    ST. PETERSBURG — Tom and Mary James on Wednesday signed their names to the last steel beam framing the 105-ton stone mesa that will be built at the entrance of the museum that bears their name: the James Museum of Western and Wildlife Art.

    The topping-out ceremony of the James Museum of Western & Wildlife Art was held Wednesday morning in downtown St. Petersburg. Mary James (from left), husband Tom and Mayor Rick Kriseman signed the final beam before it was put into place. When finished, the $55 million museum at 100 Central Ave. will hold up to 500 pieces of the couple's 3,000-piece art collection. [Courtesy of James Museum of Western & Wildlife Art]
  2. Heights Public Market to host two Tampa Bay food trucks

    Business

    TAMPA — The Heights Public Market announced the first two food trucks for its "rotating stall," which will feature new restaurants every four months. Surf and Turf and Empamamas will be rolled out first.

    Heights Public Market is opening this summer inside the Tampa Armature Works building.
[SKIP O'ROURKE   |   Times file photo]

  3. Author Randy Wayne White could open St. Pete's biggest restaurant on the pier

    Food & Dining

    ST. PETERSBURG — The story begins with Yucatan shrimp.

    St. Petersburg Deputy Mayor Kanika Tomalin, pilot Mark Futch, Boca Grande, St. Petersburg Mayor Rick Kriseman, and author and businessman Randy Wayne White,  Sanibel, exit a Maule Super Rocket seaplane after taking a fight around Tampa Bay off the St. Petersburg waterfront, 6/28/17.  White and his business partners are in negotiations with the City of St. Petersburg to build a fourth Doc Ford's Rum Bar & Grille on the approach to the St. Petersburg Pier with a second event space on the pier according to White. The group met near Spa Beach after a ground breaking ceremony for the new pier. "We want to have our business open by the time the pier opens," said White. Other Dr. Ford restaurants are located on Sanibel, Captiva and Ft. Myers Beach. SCOTT KEELER   |   Times
  4. Guilty plea for WellCare Health Plans former counsel Thaddeus Bereday

    Business

    Former WellCare Health Plans general counsel Thaddeus M.S. Bereday pleaded guilty to one count of making a false statement to the Florida Medicaid program, and faces a maximum penalty of five years in federal prison. A sentencing date has not yet been set, acting U.S. Attorney W. Stephen Muldrow of the Middle District …

    WellCare Health Plans former general counsel Thaddeus M.S. Bereday, pleaded guilty to one count of making a false statement to the Florida Medicaid program, and faces a maximum penalty of five years in federal prison.

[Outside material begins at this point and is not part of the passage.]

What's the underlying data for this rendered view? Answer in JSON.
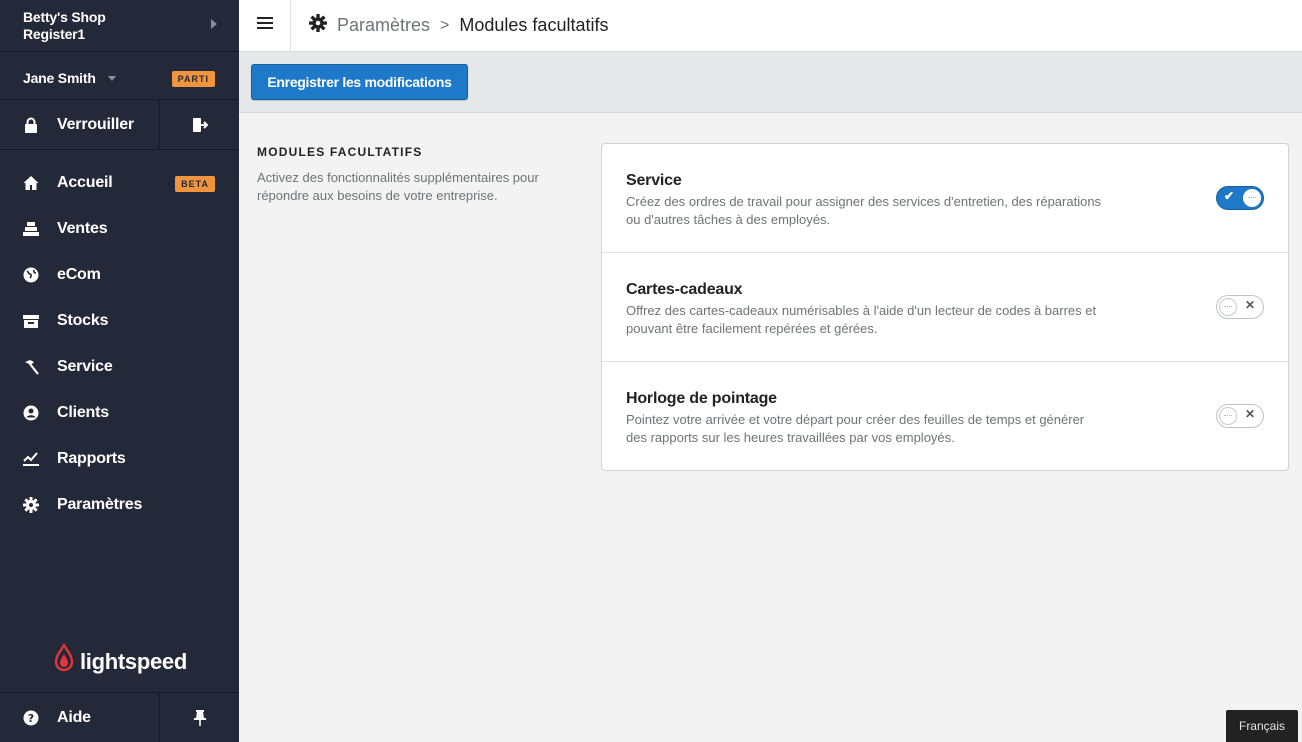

A sentencing date has not yet been set, acting U.S. Attorney W. Stephen Muldrow of the Middle District of Florida stated Wednesday. [LinkedIn handout]
  5. DOT shows alternatives to former Tampa Bay Express toll lanes

    Transportation

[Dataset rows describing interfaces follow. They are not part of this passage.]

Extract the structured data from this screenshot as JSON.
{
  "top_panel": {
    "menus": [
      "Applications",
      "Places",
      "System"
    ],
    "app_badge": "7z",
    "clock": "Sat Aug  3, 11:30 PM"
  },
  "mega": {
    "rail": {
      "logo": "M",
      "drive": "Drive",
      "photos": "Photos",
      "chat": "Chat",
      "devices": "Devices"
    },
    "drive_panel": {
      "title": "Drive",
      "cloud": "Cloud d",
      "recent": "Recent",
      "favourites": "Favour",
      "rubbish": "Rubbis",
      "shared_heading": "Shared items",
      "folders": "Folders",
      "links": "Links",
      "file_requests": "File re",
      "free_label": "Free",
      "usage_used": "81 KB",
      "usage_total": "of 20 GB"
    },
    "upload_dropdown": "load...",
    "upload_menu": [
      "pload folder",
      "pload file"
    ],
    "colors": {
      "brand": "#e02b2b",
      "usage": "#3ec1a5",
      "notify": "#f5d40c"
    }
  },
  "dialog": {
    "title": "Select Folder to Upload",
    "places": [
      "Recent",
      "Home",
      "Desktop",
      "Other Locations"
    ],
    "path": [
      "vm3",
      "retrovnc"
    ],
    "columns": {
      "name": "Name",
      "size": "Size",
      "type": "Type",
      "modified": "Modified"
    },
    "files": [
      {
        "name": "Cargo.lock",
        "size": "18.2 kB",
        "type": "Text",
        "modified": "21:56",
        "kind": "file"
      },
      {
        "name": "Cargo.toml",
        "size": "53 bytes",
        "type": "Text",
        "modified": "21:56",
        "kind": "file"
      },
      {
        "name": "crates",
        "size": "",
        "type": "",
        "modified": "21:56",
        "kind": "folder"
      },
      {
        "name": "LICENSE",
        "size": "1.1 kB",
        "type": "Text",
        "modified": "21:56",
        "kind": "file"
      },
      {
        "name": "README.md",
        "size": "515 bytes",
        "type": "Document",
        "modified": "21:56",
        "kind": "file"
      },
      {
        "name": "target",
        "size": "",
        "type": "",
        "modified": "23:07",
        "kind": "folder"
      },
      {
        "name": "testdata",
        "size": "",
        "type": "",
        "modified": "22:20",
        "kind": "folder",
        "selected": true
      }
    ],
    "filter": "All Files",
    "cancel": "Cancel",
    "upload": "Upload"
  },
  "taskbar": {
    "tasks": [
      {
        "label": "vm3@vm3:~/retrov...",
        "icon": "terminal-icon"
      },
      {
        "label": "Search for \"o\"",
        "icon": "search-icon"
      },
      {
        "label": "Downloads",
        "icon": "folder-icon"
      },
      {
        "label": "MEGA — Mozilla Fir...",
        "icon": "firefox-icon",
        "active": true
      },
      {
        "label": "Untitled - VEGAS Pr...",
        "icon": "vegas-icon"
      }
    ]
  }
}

    TAMPA — State transportation officials are evaluating at least a half-dozen alternatives to the controversial Tampa Bay interstate plan that they will workshop with the community over the next 18 months.

    Florida Department of Transportation consultant Brad Flom explains potential alternatives to adding toll lanes to Interstate 275 during a meeting Wednesday at the DOT’s Tampa office. Flom presented seven diagrams, all of which swapped toll lanes for transit, such as light rail or express bus, in the I-275 corridor from downtown Tampa to Bearss Avenue.